**Work order:**
A single number is wanted: how many lines of the data include the string "Application".

**Information given:**
▬▬▬▬▬▬▬▬▬▬
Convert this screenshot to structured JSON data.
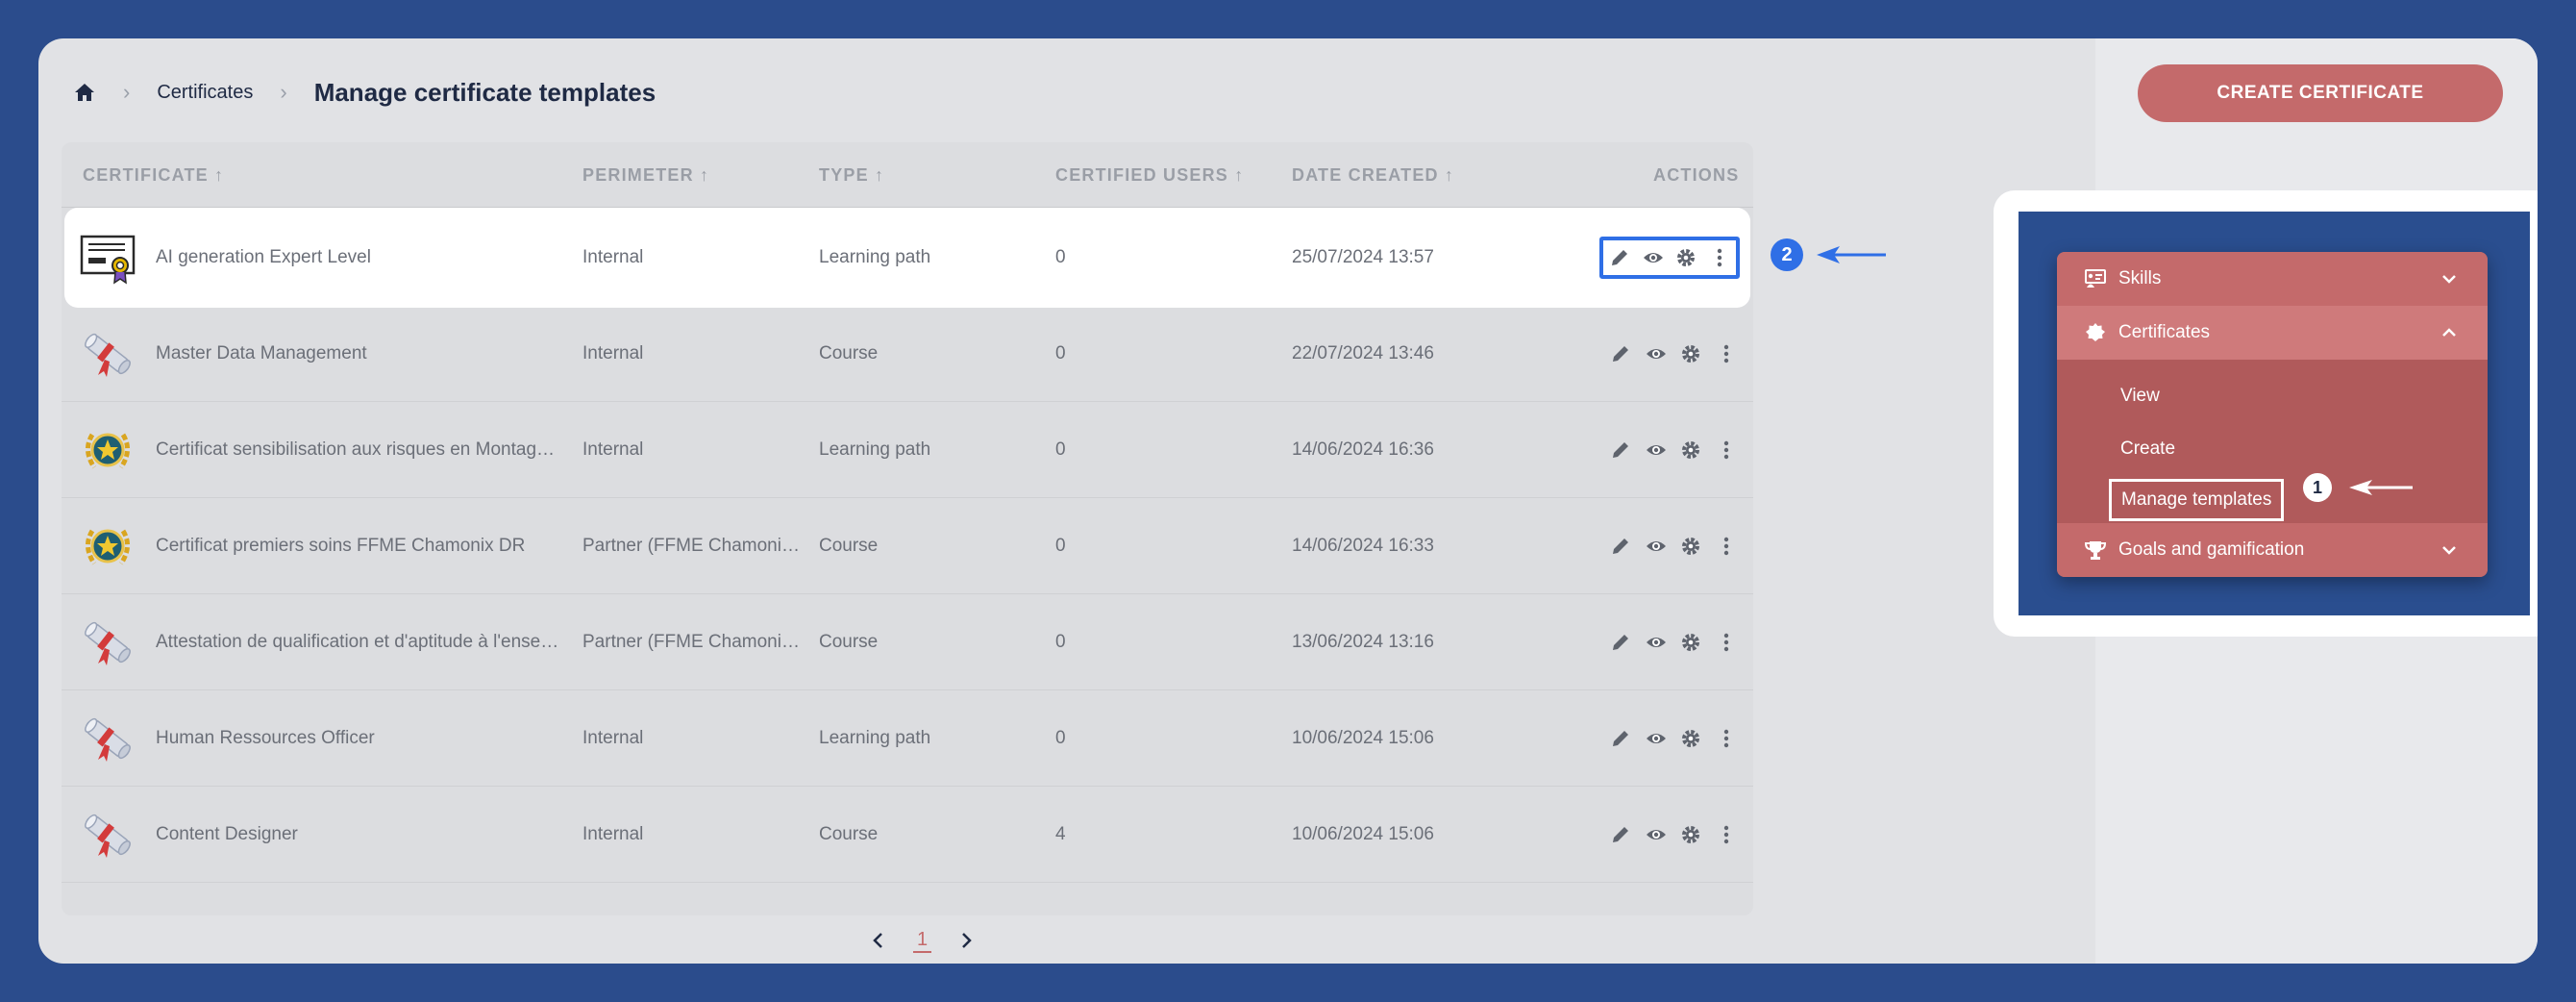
{
  "breadcrumb": {
    "home_icon": "home-icon",
    "link": "Certificates",
    "current": "Manage certificate templates"
  },
  "create_button": "CREATE CERTIFICATE",
  "table": {
    "headers": {
      "certificate": "CERTIFICATE",
      "perimeter": "PERIMETER",
      "type": "TYPE",
      "certified_users": "CERTIFIED USERS",
      "date_created": "DATE CREATED",
      "actions": "ACTIONS"
    },
    "rows": [
      {
        "name": "AI generation Expert Level",
        "perimeter": "Internal",
        "type": "Learning path",
        "users": "0",
        "date": "25/07/2024 13:57",
        "thumb": "certificate-document-icon"
      },
      {
        "name": "Master Data Management",
        "perimeter": "Internal",
        "type": "Course",
        "users": "0",
        "date": "22/07/2024 13:46",
        "thumb": "diploma-scroll-icon"
      },
      {
        "name": "Certificat sensibilisation aux risques en Montagn...",
        "perimeter": "Internal",
        "type": "Learning path",
        "users": "0",
        "date": "14/06/2024 16:36",
        "thumb": "laurel-medal-icon"
      },
      {
        "name": "Certificat premiers soins FFME Chamonix DR",
        "perimeter": "Partner (FFME Chamonix...",
        "type": "Course",
        "users": "0",
        "date": "14/06/2024 16:33",
        "thumb": "laurel-medal-icon"
      },
      {
        "name": "Attestation de qualification et d'aptitude à l'ensei...",
        "perimeter": "Partner (FFME Chamonix...",
        "type": "Course",
        "users": "0",
        "date": "13/06/2024 13:16",
        "thumb": "diploma-scroll-icon"
      },
      {
        "name": "Human Ressources Officer",
        "perimeter": "Internal",
        "type": "Learning path",
        "users": "0",
        "date": "10/06/2024 15:06",
        "thumb": "diploma-scroll-icon"
      },
      {
        "name": "Content Designer",
        "perimeter": "Internal",
        "type": "Course",
        "users": "4",
        "date": "10/06/2024 15:06",
        "thumb": "diploma-scroll-icon"
      }
    ]
  },
  "pagination": {
    "current": "1"
  },
  "annotations": {
    "step1": "1",
    "step2": "2"
  },
  "menu": {
    "skills": "Skills",
    "certificates": "Certificates",
    "view": "View",
    "create": "Create",
    "manage_templates": "Manage templates",
    "goals": "Goals and gamification"
  },
  "colors": {
    "accent": "#c46a6b",
    "highlight_blue": "#2f6fe6",
    "background": "#2b4c8c"
  }
}
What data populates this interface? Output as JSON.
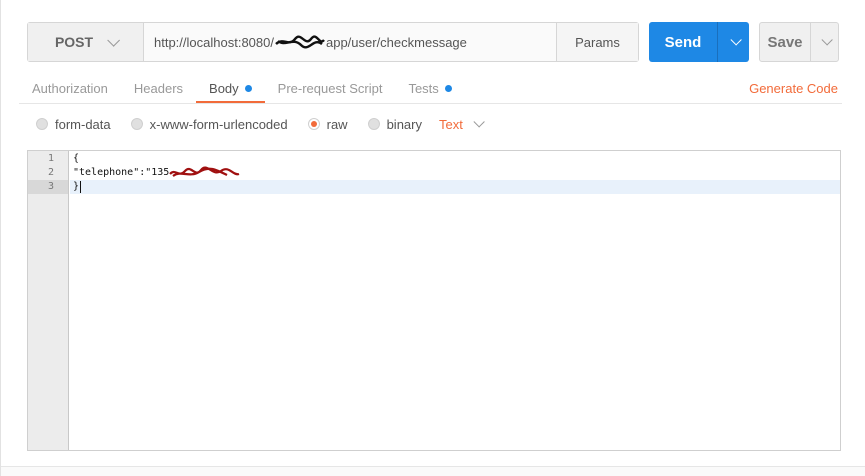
{
  "request": {
    "method": "POST",
    "url_start": "http://localhost:8080/",
    "url_end": "app/user/checkmessage",
    "params_label": "Params"
  },
  "buttons": {
    "send": "Send",
    "save": "Save"
  },
  "tabs": [
    {
      "label": "Authorization"
    },
    {
      "label": "Headers"
    },
    {
      "label": "Body"
    },
    {
      "label": "Pre-request Script"
    },
    {
      "label": "Tests"
    }
  ],
  "generate_code": "Generate Code",
  "body_modes": [
    {
      "label": "form-data"
    },
    {
      "label": "x-www-form-urlencoded"
    },
    {
      "label": "raw"
    },
    {
      "label": "binary"
    }
  ],
  "content_type": "Text",
  "editor": {
    "line_numbers": [
      "1",
      "2",
      "3"
    ],
    "lines": [
      "{",
      "\"telephone\":\"135",
      "}"
    ]
  },
  "colors": {
    "accent": "#f26b3a",
    "send": "#1e88e5",
    "redaction_url": "#111111",
    "redaction_code": "#a01010"
  }
}
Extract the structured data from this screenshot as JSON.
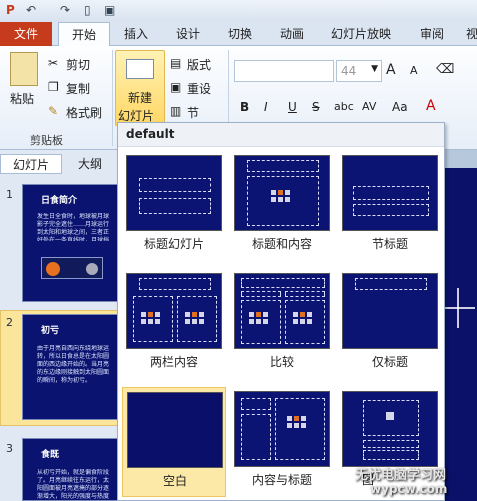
{
  "qat": {
    "icons": [
      "app-icon",
      "undo-icon",
      "redo-icon",
      "new-icon",
      "save-icon"
    ]
  },
  "tabs": [
    {
      "label": "文件"
    },
    {
      "label": "开始"
    },
    {
      "label": "插入"
    },
    {
      "label": "设计"
    },
    {
      "label": "切换"
    },
    {
      "label": "动画"
    },
    {
      "label": "幻灯片放映"
    },
    {
      "label": "审阅"
    },
    {
      "label": "视"
    }
  ],
  "ribbon": {
    "paste": "粘贴",
    "cut": "剪切",
    "copy": "复制",
    "format_painter": "格式刷",
    "clipboard_group": "剪贴板",
    "new_slide_1": "新建",
    "new_slide_2": "幻灯片",
    "layout": "版式",
    "reset": "重设",
    "section": "节",
    "font_size": "44",
    "bold": "B",
    "italic": "I",
    "underline": "U",
    "strike": "S",
    "shadow": "abc",
    "spacing": "AV",
    "case": "Aa",
    "grow": "A",
    "shrink": "A"
  },
  "left_pane": {
    "tab_slides": "幻灯片",
    "tab_outline": "大纲",
    "slides": [
      {
        "num": "1",
        "title": "日食简介",
        "body": "发生日全食时，地球被月球影子完全遮住……月球运行到太阳和地球之间，三者正好处在一条直线时，月球挡住了太阳射向地球的光。"
      },
      {
        "num": "2",
        "title": "初亏",
        "body": "由于月亮自西向东绕地球运转，所以日食总是在太阳圆面的西边缘开始的。当月亮的东边缘刚接触到太阳圆面的瞬间，称为初亏。"
      },
      {
        "num": "3",
        "title": "食既",
        "body": "从初亏开始，就是偏食阶段了。月亮继续往东运行，太阳圆面被月亮遮掩的部分逐渐增大，阳光的强度与热度显著下降。"
      }
    ]
  },
  "layout_menu": {
    "header": "default",
    "layouts": [
      {
        "label": "标题幻灯片"
      },
      {
        "label": "标题和内容"
      },
      {
        "label": "节标题"
      },
      {
        "label": "两栏内容"
      },
      {
        "label": "比较"
      },
      {
        "label": "仅标题"
      },
      {
        "label": "空白"
      },
      {
        "label": "内容与标题"
      },
      {
        "label": "图"
      }
    ]
  },
  "watermark": {
    "line1": "无忧电脑学习网",
    "line2": "wypcw.com"
  },
  "colors": {
    "file_tab": "#c63b1b",
    "slide_bg": "#0b1373",
    "selection": "#fde9a7"
  }
}
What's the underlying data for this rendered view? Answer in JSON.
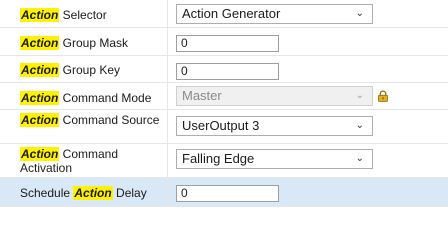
{
  "highlight_word": "Action",
  "rows": [
    {
      "prefix": "",
      "suffix": " Selector",
      "value": "Action Generator",
      "control": "combo"
    },
    {
      "prefix": "",
      "suffix": " Group Mask",
      "value": "0",
      "control": "text"
    },
    {
      "prefix": "",
      "suffix": " Group Key",
      "value": "0",
      "control": "text"
    },
    {
      "prefix": "",
      "suffix": " Command Mode",
      "value": "Master",
      "control": "combo-disabled"
    },
    {
      "prefix": "",
      "suffix": " Command Source",
      "value": "UserOutput 3",
      "control": "combo"
    },
    {
      "prefix": "",
      "suffix": " Command Activation",
      "value": "Falling Edge",
      "control": "combo"
    },
    {
      "prefix": "Schedule ",
      "suffix": " Delay",
      "value": "0",
      "control": "text"
    }
  ],
  "icons": {
    "lock": "lock-icon",
    "dropdown": "chevron-down-icon"
  }
}
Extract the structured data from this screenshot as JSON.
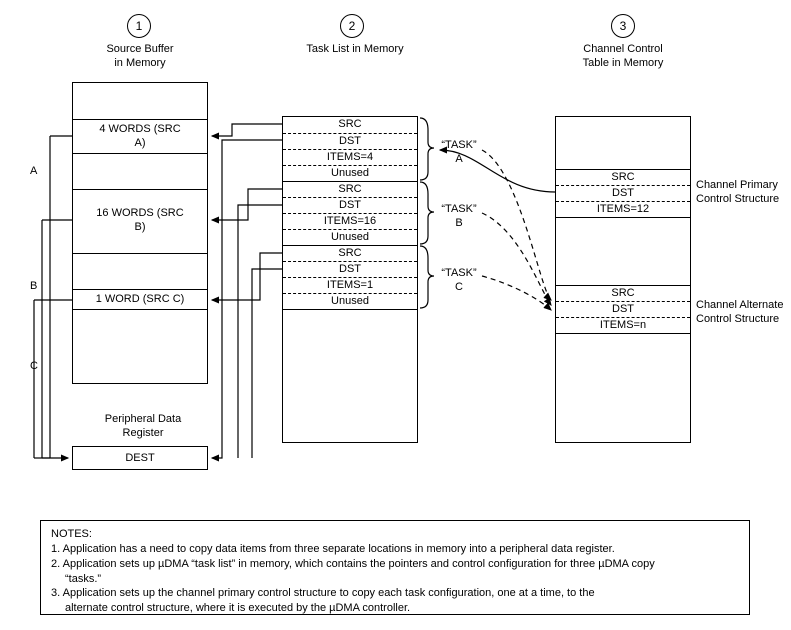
{
  "steps": {
    "s1": {
      "num": "1",
      "title_l1": "Source Buffer",
      "title_l2": "in Memory"
    },
    "s2": {
      "num": "2",
      "title_l1": "Task List in Memory"
    },
    "s3": {
      "num": "3",
      "title_l1": "Channel Control",
      "title_l2": "Table in Memory"
    }
  },
  "source_buffer": {
    "row_a_l1": "4 WORDS (SRC",
    "row_a_l2": "A)",
    "row_b_l1": "16 WORDS (SRC",
    "row_b_l2": "B)",
    "row_c": "1 WORD (SRC C)",
    "lbl_a": "A",
    "lbl_b": "B",
    "lbl_c": "C"
  },
  "peripheral": {
    "title_l1": "Peripheral Data",
    "title_l2": "Register",
    "dest": "DEST"
  },
  "tasklist": {
    "a": {
      "src": "SRC",
      "dst": "DST",
      "items": "ITEMS=4",
      "unused": "Unused"
    },
    "b": {
      "src": "SRC",
      "dst": "DST",
      "items": "ITEMS=16",
      "unused": "Unused"
    },
    "c": {
      "src": "SRC",
      "dst": "DST",
      "items": "ITEMS=1",
      "unused": "Unused"
    }
  },
  "task_labels": {
    "a_l1": "“TASK”",
    "a_l2": "A",
    "b_l1": "“TASK”",
    "b_l2": "B",
    "c_l1": "“TASK”",
    "c_l2": "C"
  },
  "channel_table": {
    "primary": {
      "src": "SRC",
      "dst": "DST",
      "items": "ITEMS=12",
      "label_l1": "Channel Primary",
      "label_l2": "Control Structure"
    },
    "alternate": {
      "src": "SRC",
      "dst": "DST",
      "items": "ITEMS=n",
      "label_l1": "Channel Alternate",
      "label_l2": "Control Structure"
    }
  },
  "notes": {
    "heading": "NOTES:",
    "n1": "1.  Application has a need to copy data items from three separate locations in memory into a peripheral data register.",
    "n2": "2.  Application sets up µDMA “task list” in memory, which contains the pointers and control configuration for three  µDMA copy",
    "n2b": "“tasks.”",
    "n3": "3.  Application sets up the channel primary control structure to copy each task configuration, one at a time, to the",
    "n3b": "alternate control structure, where it is executed by the µDMA controller."
  }
}
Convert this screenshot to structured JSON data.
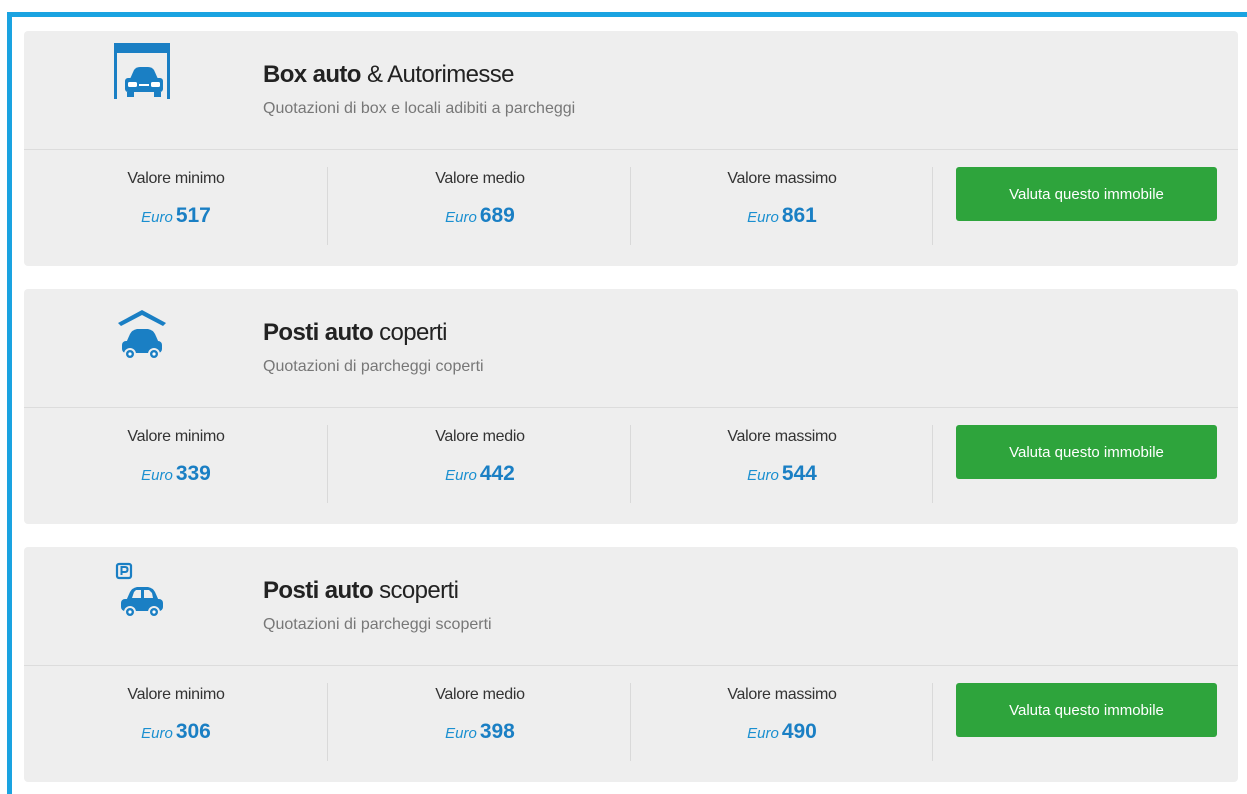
{
  "colors": {
    "frame": "#1aa3e1",
    "card_bg": "#eeeeee",
    "icon": "#1a7fc4",
    "price": "#1a7fc4",
    "button": "#2ea43c"
  },
  "cards": [
    {
      "icon": "garage-car-icon",
      "title_bold": "Box auto",
      "title_rest": " & Autorimesse",
      "subtitle": "Quotazioni di box e locali adibiti a parcheggi",
      "min_label": "Valore minimo",
      "med_label": "Valore medio",
      "max_label": "Valore massimo",
      "currency": "Euro",
      "min_value": "517",
      "med_value": "689",
      "max_value": "861",
      "button_label": "Valuta questo immobile"
    },
    {
      "icon": "covered-parking-icon",
      "title_bold": "Posti auto",
      "title_rest": " coperti",
      "subtitle": "Quotazioni di parcheggi coperti",
      "min_label": "Valore minimo",
      "med_label": "Valore medio",
      "max_label": "Valore massimo",
      "currency": "Euro",
      "min_value": "339",
      "med_value": "442",
      "max_value": "544",
      "button_label": "Valuta questo immobile"
    },
    {
      "icon": "open-parking-icon",
      "title_bold": "Posti auto",
      "title_rest": " scoperti",
      "subtitle": "Quotazioni di parcheggi scoperti",
      "min_label": "Valore minimo",
      "med_label": "Valore medio",
      "max_label": "Valore massimo",
      "currency": "Euro",
      "min_value": "306",
      "med_value": "398",
      "max_value": "490",
      "button_label": "Valuta questo immobile"
    }
  ]
}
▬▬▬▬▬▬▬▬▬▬
**Output of the task:**
3